On the season, Gonzalez owns a 4.30 ERA with 5.6 K/9 and 3.2 BB/9 to go with a 38.1% groundball rate over 127 2/3 innings. He has been quite good since returning from a mid-summer DL stint, spinning 49 frames of 2.94 ERA ball — albeit still with just 35 strikeouts against 19 walks.
Despite the underwhelming peripherals, Gonzalez has typically managed to limit hard contact and suppress batting average on balls in play; opposing hitters carry a .278 BABIP against him over his six-year career. He doesn’t work with much velocity, but mixes five pitches and has managed to post a lifetime 3.88 ERA over 843 MLB frames.
Forbes only just turned 21 and was a second-round pick in 2014. But he has not really shown much yet as a professional. While playing mostly at third base this season, which he has split between the Class A and High-A levels, Forbes carries a meager .234/.281/.344 batting line with 11 home runs through 517 plate appearances.
The 29-year-old Bass has seen action in six MLB campaigns, but was bombed in two appearances this year with Texas. He has pitched to a 4.17 ERA in 84 1/3 Triple-A innings, though, with 10.2 K/9 against 3.2 BB/9.
Photo courtesy of USA Today Sports Images.
- Prior to trading Yu Darvish to the Dodgers, the Rangers “made clear” that they were “completely willing” to trade Darvish to the Astros. The Rangers, according to Heyman, asked for top-tier prospects from their division rivals, however, before ultimately landing on a package comprised largely of high-ceiling players in A-ball. Houston offered currently suspended (PEDs) top prospect David Paulino in a deal, and the two sides apparently never got especially close to reaching an agreement.
The following players have been outrighted, according to announcements from their respective teams:
- Outfielder Steve Selsky will remain with the Red Sox organization after he cleared waivers. Unlike the other two players listed here, Selsky did not have the right to decline an assignment. He was designated recently to clear the way for the team’s acquisition of Rajai Davis. The 28-year-old was called up briefly to the majors but has mostly played at Triple-A Pawtucket this year, batting .215/.270/.360 with 11 home runs in 322 trips to the plate.
- The Blue Jays will retain southpaw T.J. House after he accepted an outright assignment to Triple-A. He’ll instead be eligible to take free agency at season’s end. House, who’ll turn 28 in a month, appeared in two contests for Toronto but has spent most of the season at the highest level of the minors. In 130 2/3 frames at Buffalo, he owns a 4.27 ERA with 7.2 K/9 and 4.3 BB/9.

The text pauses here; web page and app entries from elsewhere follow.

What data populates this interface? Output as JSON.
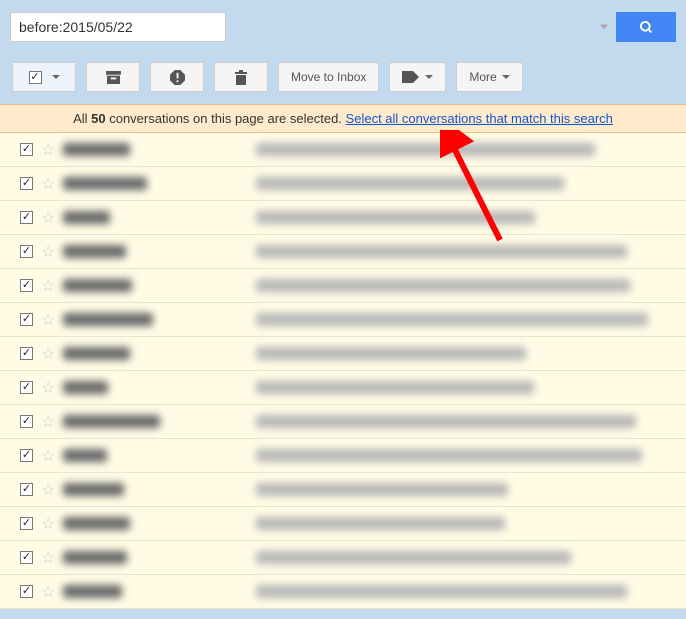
{
  "search": {
    "value": "before:2015/05/22"
  },
  "toolbar": {
    "move_label": "Move to Inbox",
    "more_label": "More"
  },
  "banner": {
    "prefix": "All ",
    "count": "50",
    "mid": " conversations on this page are selected. ",
    "link": "Select all conversations that match this search"
  },
  "rows": [
    {
      "s": 50,
      "t": 60
    },
    {
      "s": 45,
      "t": 55
    },
    {
      "s": 40,
      "t": 70
    },
    {
      "s": 60,
      "t": 65
    },
    {
      "s": 55,
      "t": 45
    },
    {
      "s": 25,
      "t": 75
    },
    {
      "s": 25,
      "t": 80
    },
    {
      "s": 45,
      "t": 60
    },
    {
      "s": 50,
      "t": 40
    },
    {
      "s": 60,
      "t": 55
    },
    {
      "s": 85,
      "t": 65
    },
    {
      "s": 40,
      "t": 50
    },
    {
      "s": 55,
      "t": 45
    },
    {
      "s": 45,
      "t": 55
    }
  ]
}
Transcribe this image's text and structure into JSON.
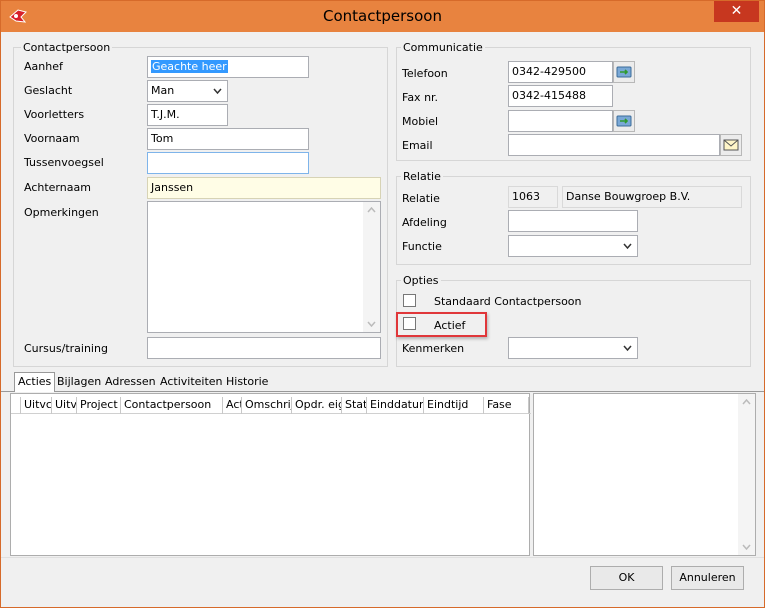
{
  "window": {
    "title": "Contactpersoon",
    "close_symbol": "✕",
    "accent_color": "#e8833f"
  },
  "contact": {
    "group_title": "Contactpersoon",
    "aanhef": {
      "label": "Aanhef",
      "value": "Geachte heer"
    },
    "geslacht": {
      "label": "Geslacht",
      "value": "Man"
    },
    "voorletters": {
      "label": "Voorletters",
      "value": "T.J.M."
    },
    "voornaam": {
      "label": "Voornaam",
      "value": "Tom"
    },
    "tussenvoegsel": {
      "label": "Tussenvoegsel",
      "value": ""
    },
    "achternaam": {
      "label": "Achternaam",
      "value": "Janssen"
    },
    "opmerkingen": {
      "label": "Opmerkingen",
      "value": ""
    },
    "cursus": {
      "label": "Cursus/training",
      "value": ""
    }
  },
  "communicatie": {
    "group_title": "Communicatie",
    "telefoon": {
      "label": "Telefoon",
      "value": "0342-429500"
    },
    "fax": {
      "label": "Fax nr.",
      "value": "0342-415488"
    },
    "mobiel": {
      "label": "Mobiel",
      "value": ""
    },
    "email": {
      "label": "Email",
      "value": ""
    }
  },
  "relatie": {
    "group_title": "Relatie",
    "relatie": {
      "label": "Relatie",
      "code": "1063",
      "name": "Danse Bouwgroep B.V."
    },
    "afdeling": {
      "label": "Afdeling",
      "value": ""
    },
    "functie": {
      "label": "Functie",
      "value": ""
    }
  },
  "opties": {
    "group_title": "Opties",
    "standaard": {
      "label": "Standaard Contactpersoon",
      "checked": false
    },
    "actief": {
      "label": "Actief",
      "checked": false
    },
    "kenmerken": {
      "label": "Kenmerken",
      "value": ""
    }
  },
  "tabs": [
    {
      "label": "Acties",
      "active": true
    },
    {
      "label": "Bijlagen"
    },
    {
      "label": "Adressen"
    },
    {
      "label": "Activiteiten Historie"
    }
  ],
  "grid": {
    "columns": [
      "Uitvc",
      "Uitvi",
      "Project",
      "Contactpersoon",
      "Act",
      "Omschrijv",
      "Opdr. eig",
      "Stati",
      "Einddatum",
      "Eindtijd",
      "Fase"
    ]
  },
  "footer": {
    "ok_label": "OK",
    "cancel_label": "Annuleren"
  }
}
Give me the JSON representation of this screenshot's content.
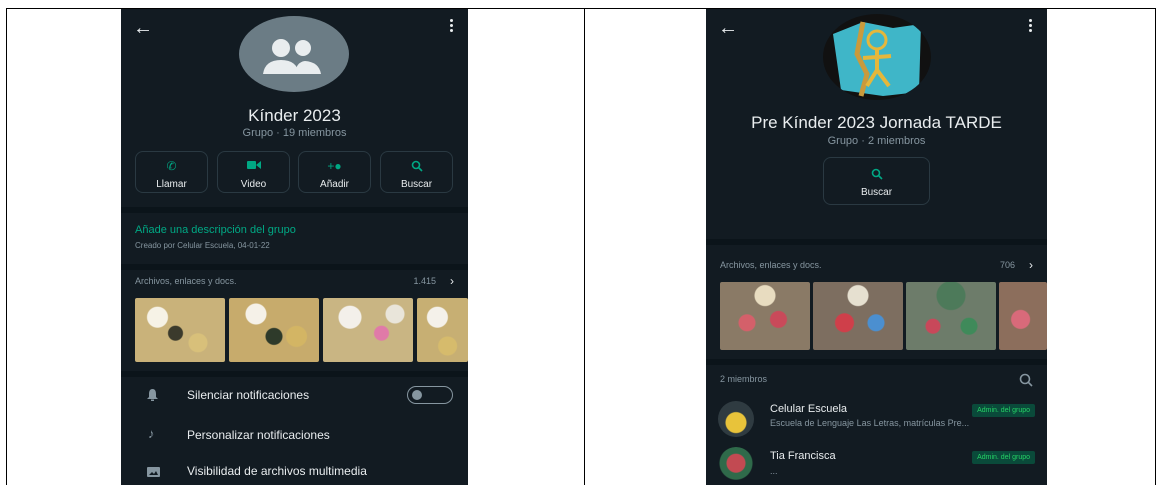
{
  "left": {
    "group_name": "Kínder 2023",
    "group_meta": "Grupo · 19 miembros",
    "actions": [
      {
        "label": "Llamar",
        "icon": "phone-icon"
      },
      {
        "label": "Video",
        "icon": "video-icon"
      },
      {
        "label": "Añadir",
        "icon": "add-person-icon"
      },
      {
        "label": "Buscar",
        "icon": "search-icon"
      }
    ],
    "add_description": "Añade una descripción del grupo",
    "created_by": "Creado por Celular Escuela, 04-01-22",
    "media_label": "Archivos, enlaces y docs.",
    "media_count": "1.415",
    "settings": [
      {
        "label": "Silenciar notificaciones",
        "icon": "bell-icon"
      },
      {
        "label": "Personalizar notificaciones",
        "icon": "music-note-icon"
      },
      {
        "label": "Visibilidad de archivos multimedia",
        "icon": "image-icon"
      }
    ]
  },
  "right": {
    "group_name": "Pre Kínder 2023 Jornada TARDE",
    "group_meta": "Grupo · 2 miembros",
    "search_label": "Buscar",
    "media_label": "Archivos, enlaces y docs.",
    "media_count": "706",
    "members_count": "2 miembros",
    "members": [
      {
        "name": "Celular Escuela",
        "status": "Escuela de Lenguaje Las Letras, matrículas Pre...",
        "badge": "Admin. del grupo"
      },
      {
        "name": "Tia Francisca",
        "status": "...",
        "badge": "Admin. del grupo"
      }
    ]
  },
  "colors": {
    "background": "#121b22",
    "accent": "#00a884",
    "text": "#e9edef",
    "muted": "#8696a0"
  }
}
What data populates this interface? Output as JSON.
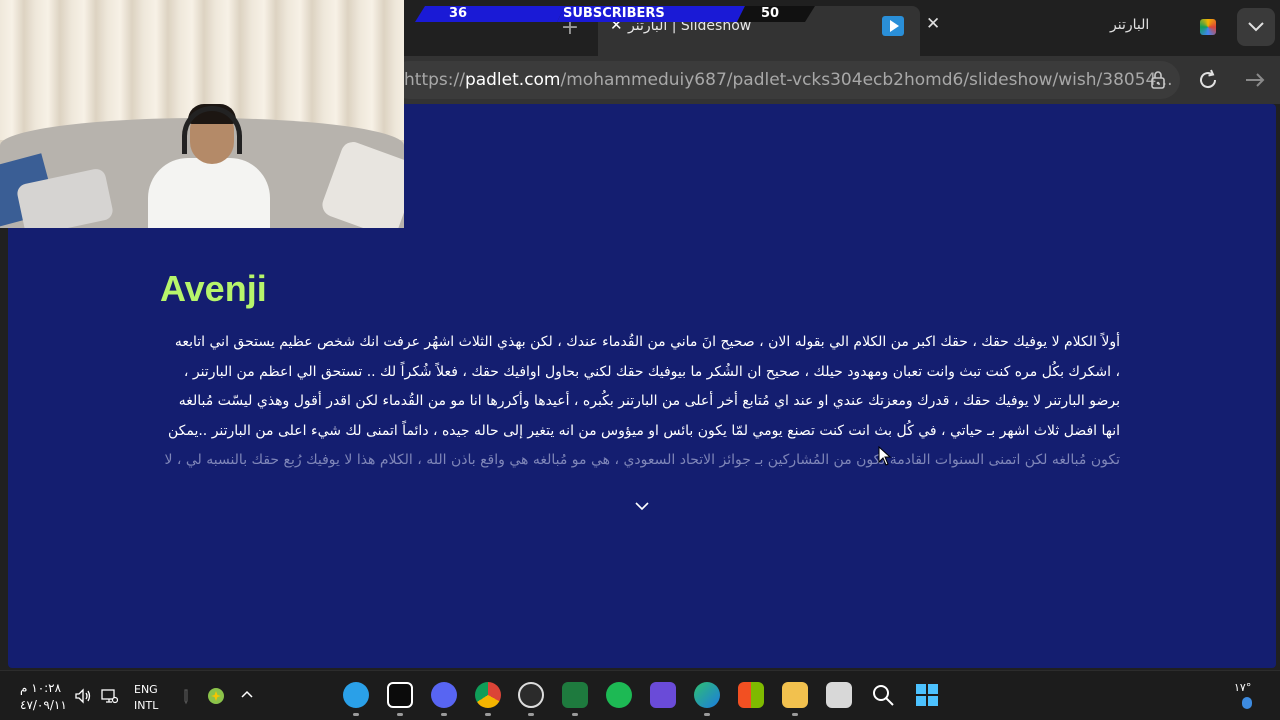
{
  "subscribers": {
    "left_count": "36",
    "label": "SUBSCRIBERS",
    "right_count": "50"
  },
  "browser": {
    "inactive_tab_symbol": "+",
    "active_tab": {
      "close_symbol": "✕",
      "title": "البارتنر | Slideshow"
    },
    "second_tab": {
      "close_symbol": "✕",
      "title": "البارتنر"
    },
    "tab_list_symbol": "⌄",
    "url": {
      "prefix": "https://",
      "domain": "padlet.com",
      "path": "/mohammeduiy687/padlet-vcks304ecb2homd6/slideshow/wish/38054..."
    }
  },
  "post": {
    "title": "Avenji",
    "lines": [
      "أولاً الكلام لا يوفيك حقك ، حقك اكبر من الكلام الي بقوله الان ، صحيح انَ ماني من القُدماء عندك ، لكن بهذي الثلاث اشهُر عرفت انك شخص عظيم يستحق اني اتابعه",
      "، اشكرك بكُل مره كنت تبث وانت تعبان ومهدود حيلك ، صحيح ان الشُكر ما بيوفيك حقك لكني بحاول اوافيك حقك ، فعلاً شُكراً لك .. تستحق الي اعظم من البارتنر ،",
      "برضو البارتنر لا يوفيك حقك ، قدرك ومعزتك عندي او عند اي مُتابع أخر أعلى من البارتنر بكُبره ، أعيدها وأكررها انا مو من القُدماء لكن اقدر أقول وهذي ليسّت مُبالغه",
      "انها افضل ثلاث اشهر بـ حياتي ، في كُل بث انت كنت تصنع يومي لمّا يكون بائس او ميؤوس من انه يتغير إلى حاله جيده ، دائماً اتمنى لك شيء اعلى من البارتنر ..يمكن",
      "تكون مُبالغه لكن اتمنى السنوات القادمة تكون من المُشاركين بـ جوائز الاتحاد السعودي ، هي مو مُبالغه هي واقع باذن الله ، الكلام هذا لا يوفيك رُبع حقك بالنسبه لي ، لا"
    ]
  },
  "taskbar": {
    "time": "١٠:٢٨ م",
    "date": "٤٧/٠٩/١١",
    "lang_line1": "ENG",
    "lang_line2": "INTL",
    "tray_chevron": "^",
    "weather": "١٧°"
  }
}
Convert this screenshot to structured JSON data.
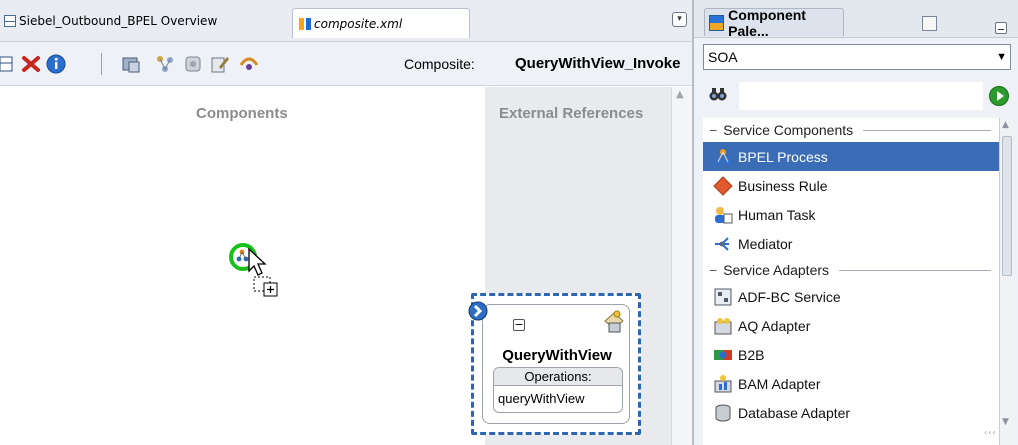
{
  "editor": {
    "tabs": [
      {
        "label": "Siebel_Outbound_BPEL Overview",
        "icon": "overview-doc-icon"
      },
      {
        "label": "composite.xml",
        "icon": "composite-icon"
      }
    ],
    "tabs_menu_icon": "dropdown-arrow-icon"
  },
  "toolbar": {
    "buttons": [
      "add-icon",
      "delete-icon",
      "info-icon",
      "deploy-icon",
      "structure-icon",
      "test-icon",
      "edit-icon",
      "wire-icon"
    ],
    "composite_caption": "Composite:",
    "composite_name": "QueryWithView_Invoke"
  },
  "canvas": {
    "components_title": "Components",
    "references_title": "External References",
    "reference": {
      "name": "QueryWithView",
      "operations_header": "Operations:",
      "operation": "queryWithView"
    },
    "colors": {
      "drop_ring": "#16c21a",
      "selection_border": "#2d67b4",
      "references_lane": "#e8eaee"
    }
  },
  "palette": {
    "tab_label": "Component Pale...",
    "category": "SOA",
    "search_placeholder": "",
    "sections": [
      {
        "title": "Service Components",
        "items": [
          {
            "label": "BPEL Process",
            "icon": "bpel-process-icon",
            "selected": true
          },
          {
            "label": "Business Rule",
            "icon": "business-rule-icon"
          },
          {
            "label": "Human Task",
            "icon": "human-task-icon"
          },
          {
            "label": "Mediator",
            "icon": "mediator-icon"
          }
        ]
      },
      {
        "title": "Service Adapters",
        "items": [
          {
            "label": "ADF-BC Service",
            "icon": "adf-bc-service-icon"
          },
          {
            "label": "AQ Adapter",
            "icon": "aq-adapter-icon"
          },
          {
            "label": "B2B",
            "icon": "b2b-icon"
          },
          {
            "label": "BAM Adapter",
            "icon": "bam-adapter-icon"
          },
          {
            "label": "Database Adapter",
            "icon": "database-adapter-icon"
          }
        ]
      }
    ],
    "colors": {
      "selection": "#3b6db7"
    }
  }
}
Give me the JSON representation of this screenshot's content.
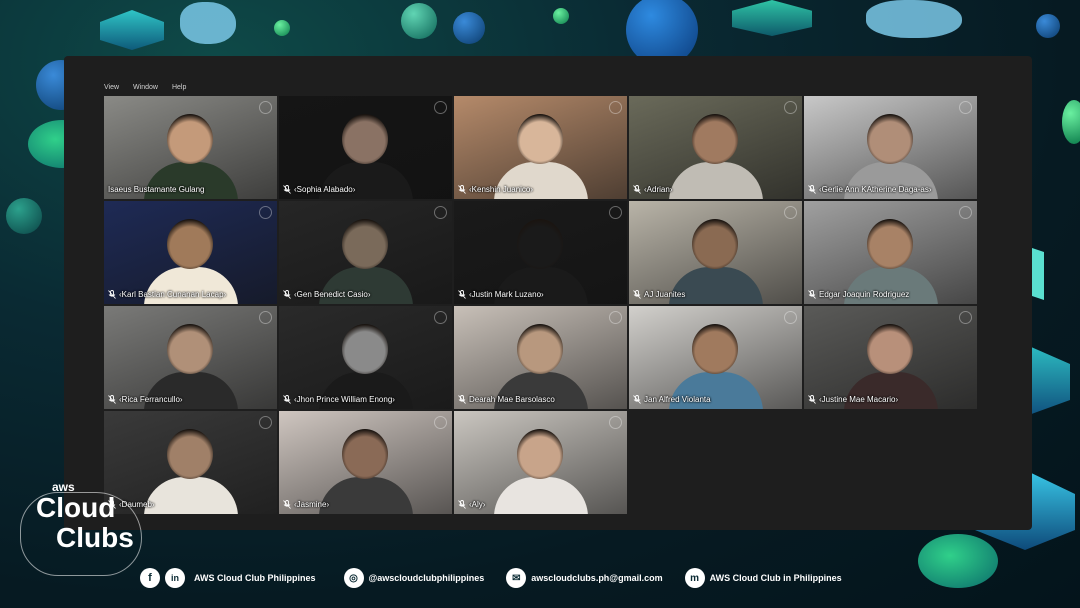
{
  "menu": {
    "items": [
      "View",
      "Window",
      "Help"
    ]
  },
  "participants": [
    {
      "name": "Isaeus Bustamante Gulang",
      "muted": false,
      "active": true,
      "bg": "#8a8a86",
      "skin": "#c49a7a",
      "shirt": "#2a3a2a"
    },
    {
      "name": "‹Sophia Alabado›",
      "muted": true,
      "active": false,
      "bg": "#151515",
      "skin": "#8a7264",
      "shirt": "#1a1a1a"
    },
    {
      "name": "‹Kenshin Juanico›",
      "muted": true,
      "active": false,
      "bg": "#b58a6a",
      "skin": "#d8b69a",
      "shirt": "#e0d8cc"
    },
    {
      "name": "‹Adrian›",
      "muted": true,
      "active": false,
      "bg": "#6a6a5a",
      "skin": "#a07a60",
      "shirt": "#c0bcb4"
    },
    {
      "name": "‹Gerlie Ann KAtherine Daga-as›",
      "muted": true,
      "active": false,
      "bg": "#c8c8c8",
      "skin": "#b08e78",
      "shirt": "#9a9a9a"
    },
    {
      "name": "‹Karl Bastian Cunanan Lacap›",
      "muted": true,
      "active": false,
      "bg": "#1e2a55",
      "skin": "#a07a5a",
      "shirt": "#f0e8d8"
    },
    {
      "name": "‹Gen Benedict Casio›",
      "muted": true,
      "active": false,
      "bg": "#262626",
      "skin": "#7a6a5a",
      "shirt": "#2e3a34"
    },
    {
      "name": "‹Justin Mark Luzano›",
      "muted": true,
      "active": false,
      "bg": "#1a1a1a",
      "skin": "#1a1a1a",
      "shirt": "#1a1a1a"
    },
    {
      "name": "AJ Juanites",
      "muted": true,
      "active": false,
      "bg": "#b9b4a8",
      "skin": "#8a6a52",
      "shirt": "#3a4a52"
    },
    {
      "name": "Edgar Joaquin Rodriguez",
      "muted": true,
      "active": false,
      "bg": "#a0a0a0",
      "skin": "#a88266",
      "shirt": "#6a7a7a"
    },
    {
      "name": "‹Rica Ferrancullo›",
      "muted": true,
      "active": false,
      "bg": "#7a7a78",
      "skin": "#b09078",
      "shirt": "#2a2a2a"
    },
    {
      "name": "‹Jhon Prince William Enong›",
      "muted": true,
      "active": false,
      "bg": "#2a2a2a",
      "skin": "#8a8a8a",
      "shirt": "#1a1a1a"
    },
    {
      "name": "Dearah Mae Barsolasco",
      "muted": true,
      "active": false,
      "bg": "#c8c0b8",
      "skin": "#b8987e",
      "shirt": "#3a3a3a"
    },
    {
      "name": "Jan Alfred Violanta",
      "muted": true,
      "active": false,
      "bg": "#d2d0cc",
      "skin": "#a07a5e",
      "shirt": "#4a7a9a"
    },
    {
      "name": "‹Justine Mae Macario›",
      "muted": true,
      "active": false,
      "bg": "#5a5a58",
      "skin": "#b8907a",
      "shirt": "#3a2a2a"
    },
    {
      "name": "‹Daumeb›",
      "muted": true,
      "active": false,
      "bg": "#3a3a3a",
      "skin": "#a08068",
      "shirt": "#e8e4dc"
    },
    {
      "name": "‹Jasmine›",
      "muted": true,
      "active": false,
      "bg": "#cfc6c0",
      "skin": "#8a6a56",
      "shirt": "#3a3a3a"
    },
    {
      "name": "‹Aly›",
      "muted": true,
      "active": false,
      "bg": "#cac6c0",
      "skin": "#c8a48a",
      "shirt": "#e8e4e0"
    }
  ],
  "footer": {
    "facebook_linkedin": "AWS Cloud Club Philippines",
    "instagram": "@awscloudclubphilippines",
    "email": "awscloudclubs.ph@gmail.com",
    "meetup": "AWS Cloud Club in Philippines"
  },
  "logo": {
    "aws": "aws",
    "line1": "Cloud",
    "line2": "Clubs"
  },
  "colors": {
    "active_border": "#e8736a",
    "background": "#0a2a33",
    "frame": "#1e1e1e"
  }
}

- Thirty-year-old righty Tanner Scheppers will also remain with the Rangers organization for the time being. He has seen only minimal MLB time this year, but has thrown 183 total frames at the game’s highest level over the past six years. Far and away his most effective season came back in 2013, when he put up 76 2/3 innings of 1.88 ERA ball. Over 46 1/3 frames at Triple-A in 2017, Scheppers carries a 5.05 ERA with 6.8 strikeouts, 2.7 walks, and 1.7 home runs per nine innings.